*** ENTRIES PROVIDED

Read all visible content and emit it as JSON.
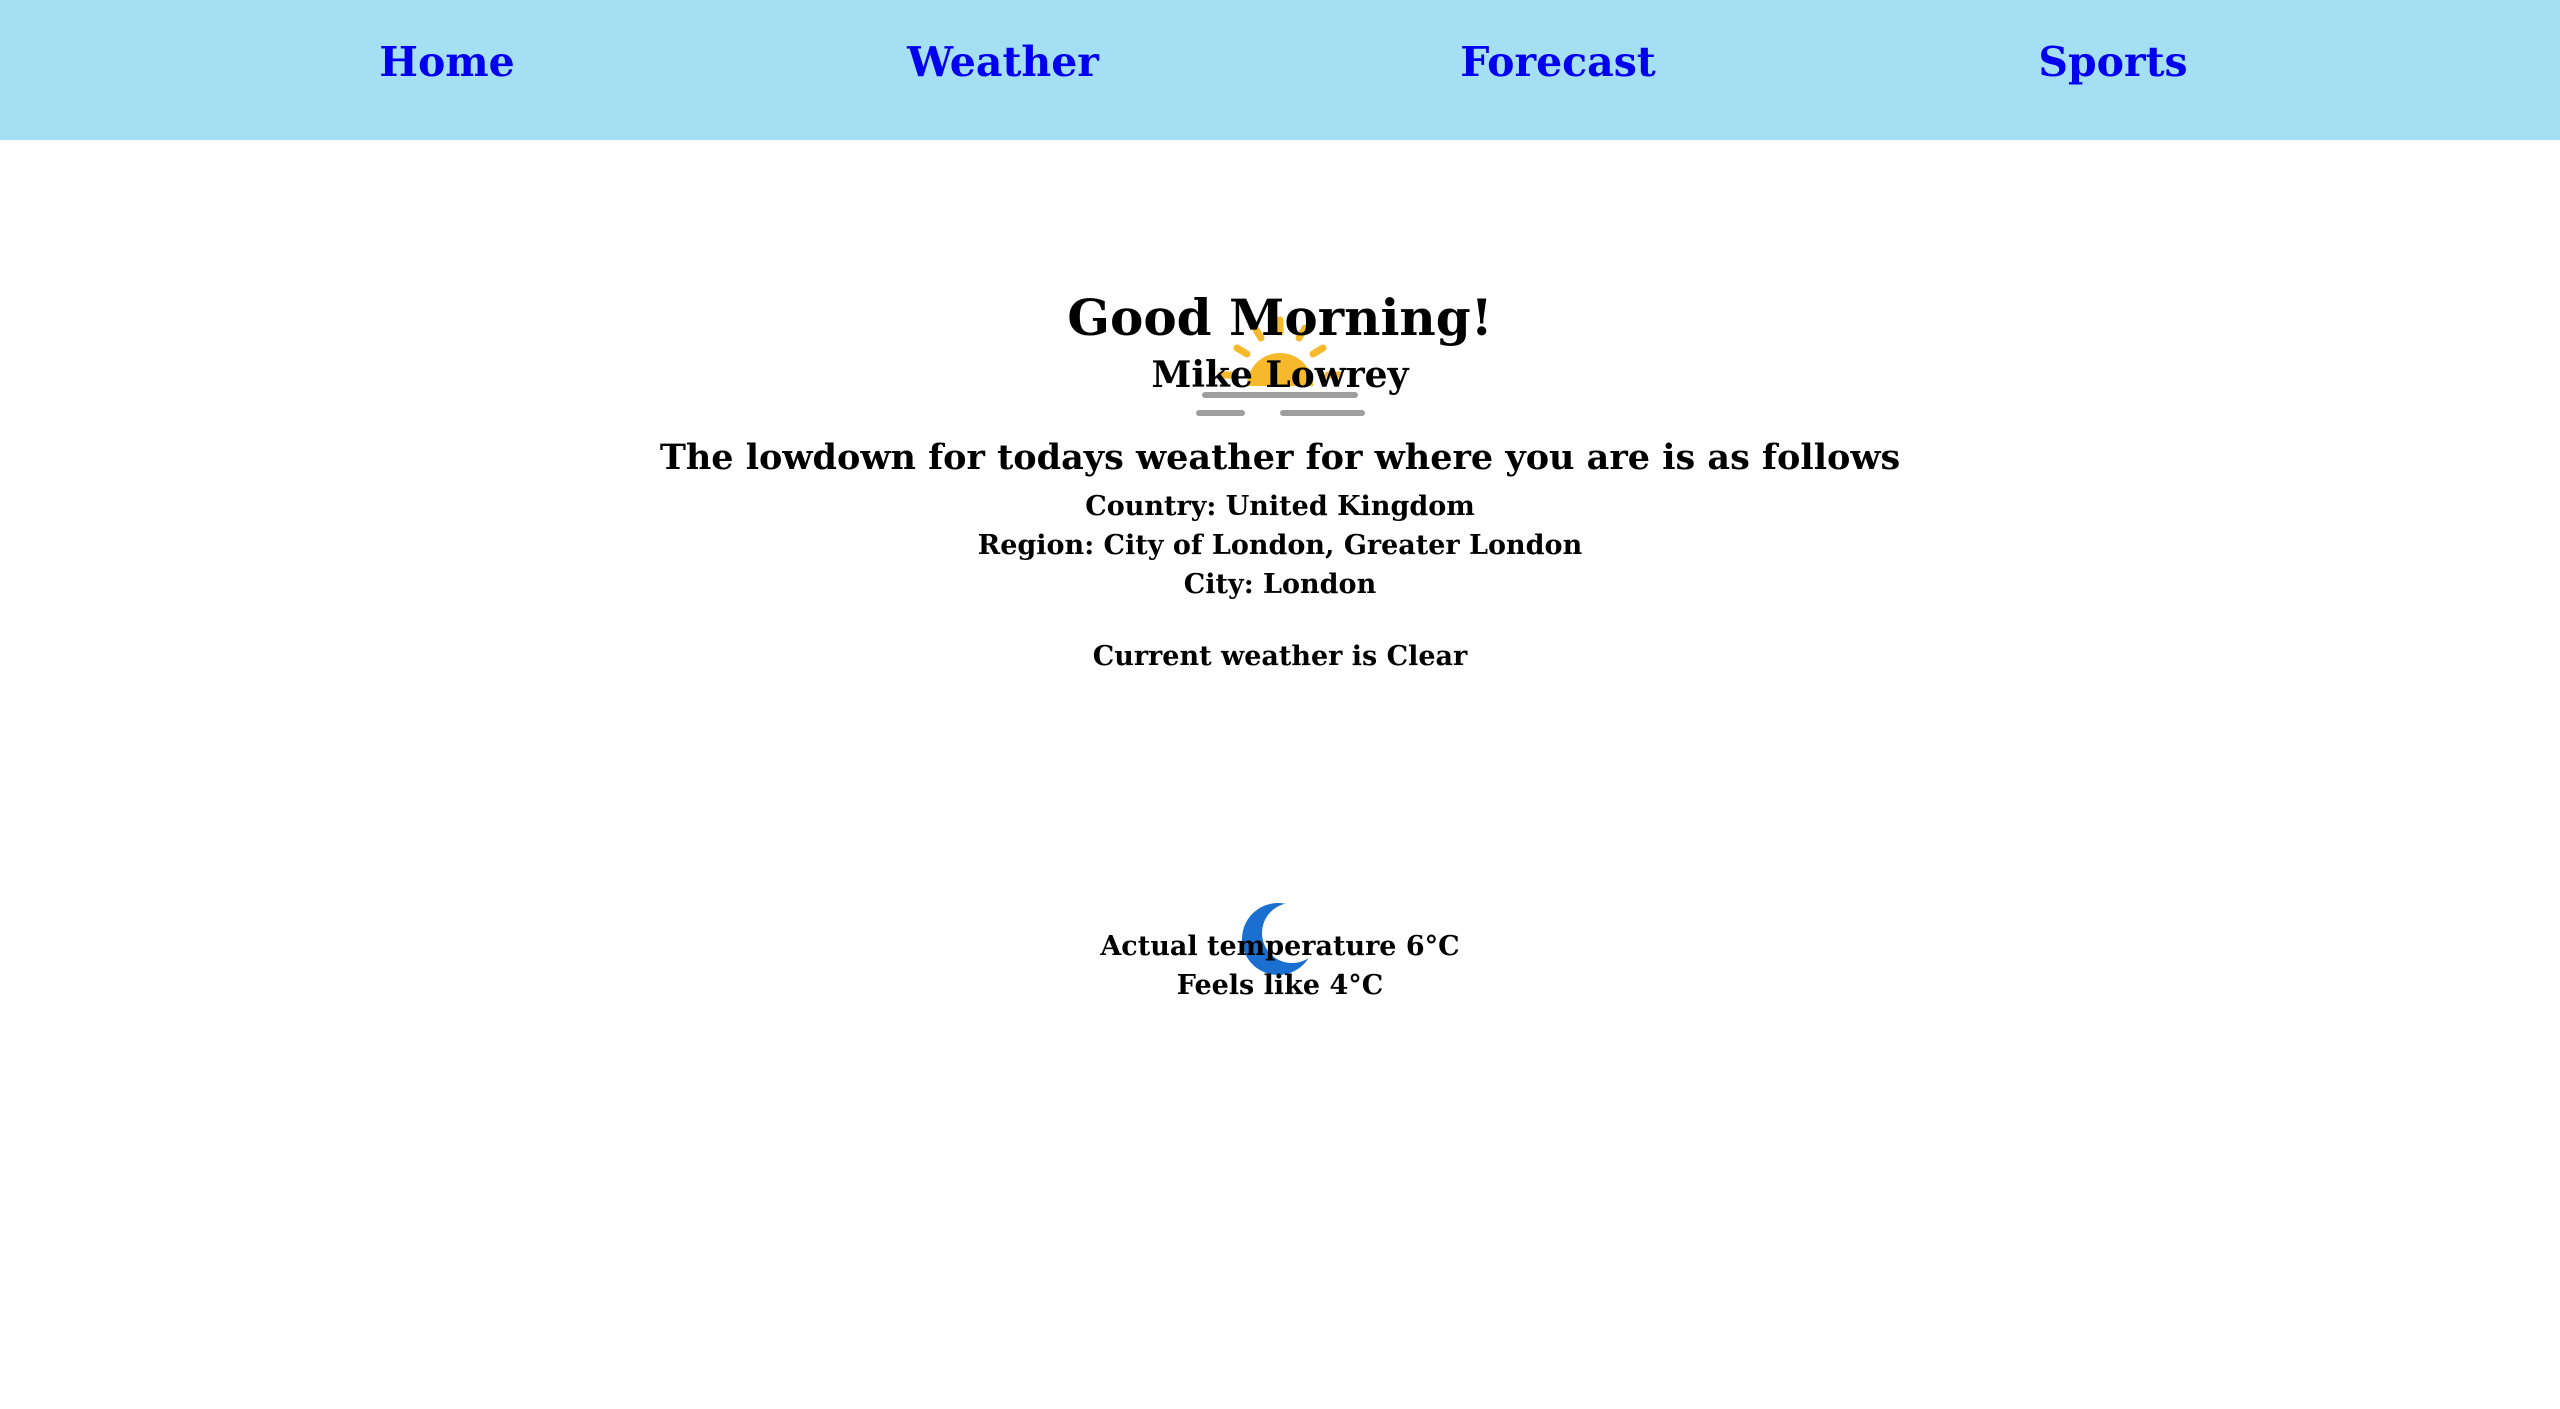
{
  "nav": {
    "items": [
      {
        "label": "Home"
      },
      {
        "label": "Weather"
      },
      {
        "label": "Forecast"
      },
      {
        "label": "Sports"
      }
    ],
    "link_color": "#0000ee",
    "background": "#a5dff3"
  },
  "greeting": {
    "icon": "sunrise-icon",
    "title": "Good Morning!",
    "name": "Mike Lowrey"
  },
  "location": {
    "heading": "The lowdown for todays weather for where you are is as follows",
    "country": "Country: United Kingdom",
    "region": "Region: City of London, Greater London",
    "city": "City: London"
  },
  "weather": {
    "current": "Current weather is Clear",
    "icon": "moon-icon",
    "icon_color": "#1a6fd0",
    "actual_temperature": "Actual temperature 6°C",
    "feels_like": "Feels like 4°C"
  }
}
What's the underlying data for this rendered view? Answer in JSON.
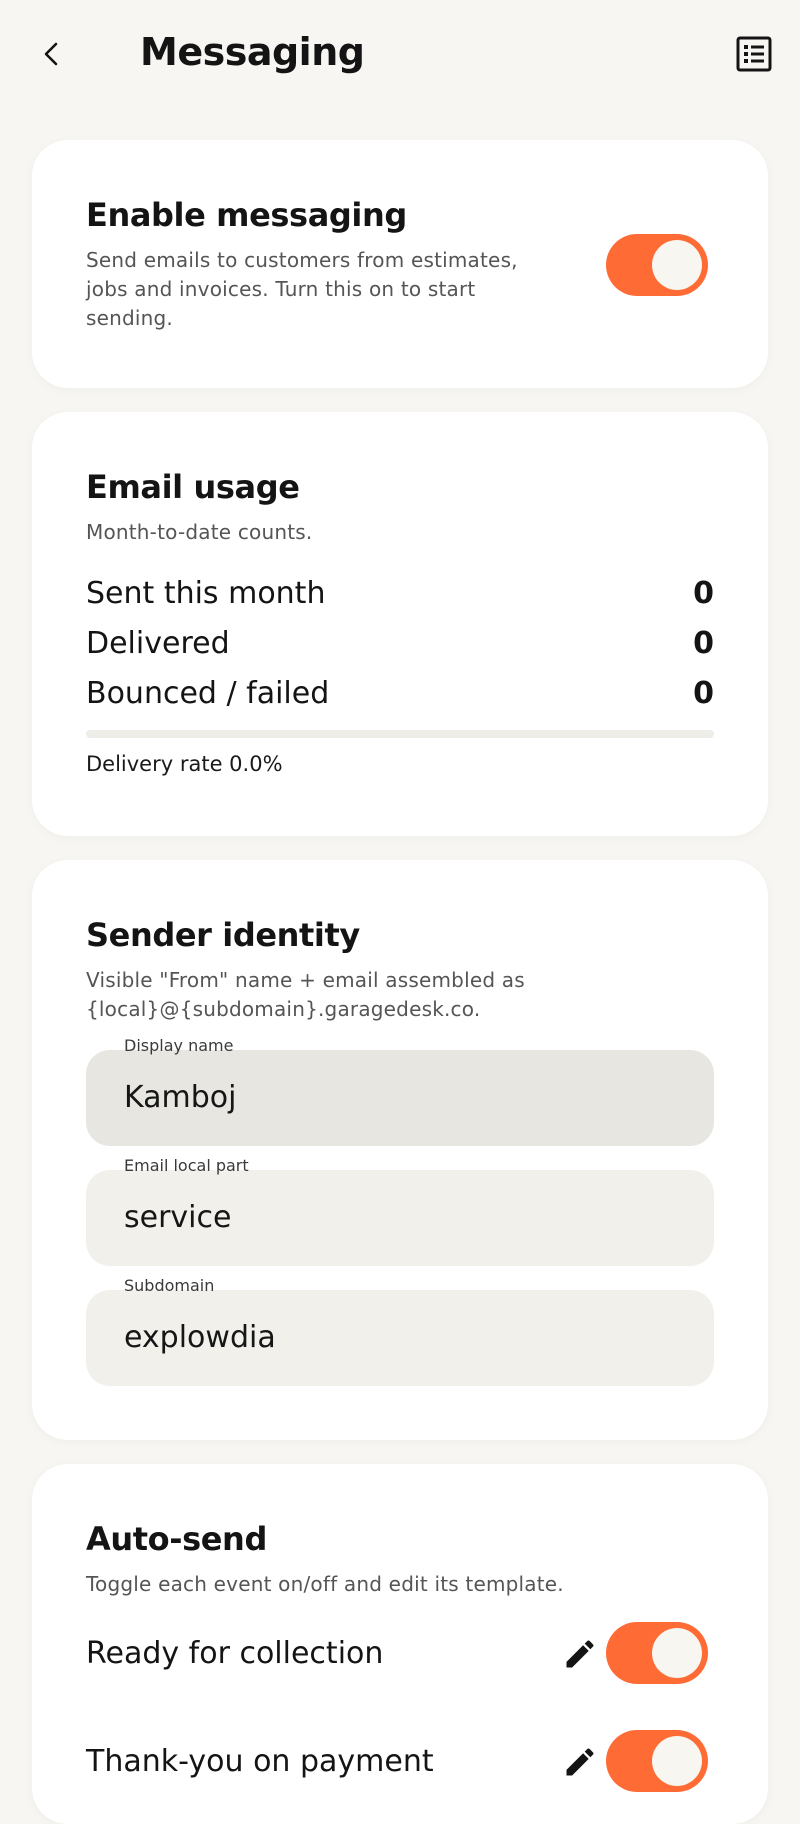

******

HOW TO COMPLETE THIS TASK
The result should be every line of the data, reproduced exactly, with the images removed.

SOLUTION
Read all visible content and emit it as JSON.
{
  "nav": {
    "items": [
      {
        "label": "Home"
      },
      {
        "label": "Weather"
      },
      {
        "label": "Forecast"
      },
      {
        "label": "Sports"
      }
    ],
    "link_color": "#0000ee",
    "background": "#a5dff3"
  },
  "greeting": {
    "icon": "sunrise-icon",
    "title": "Good Morning!",
    "name": "Mike Lowrey"
  },
  "location": {
    "heading": "The lowdown for todays weather for where you are is as follows",
    "country": "Country: United Kingdom",
    "region": "Region: City of London, Greater London",
    "city": "City: London"
  },
  "weather": {
    "current": "Current weather is Clear",
    "icon": "moon-icon",
    "icon_color": "#1a6fd0",
    "actual_temperature": "Actual temperature 6°C",
    "feels_like": "Feels like 4°C"
  }
}
What's the underlying data for this rendered view? Answer in JSON.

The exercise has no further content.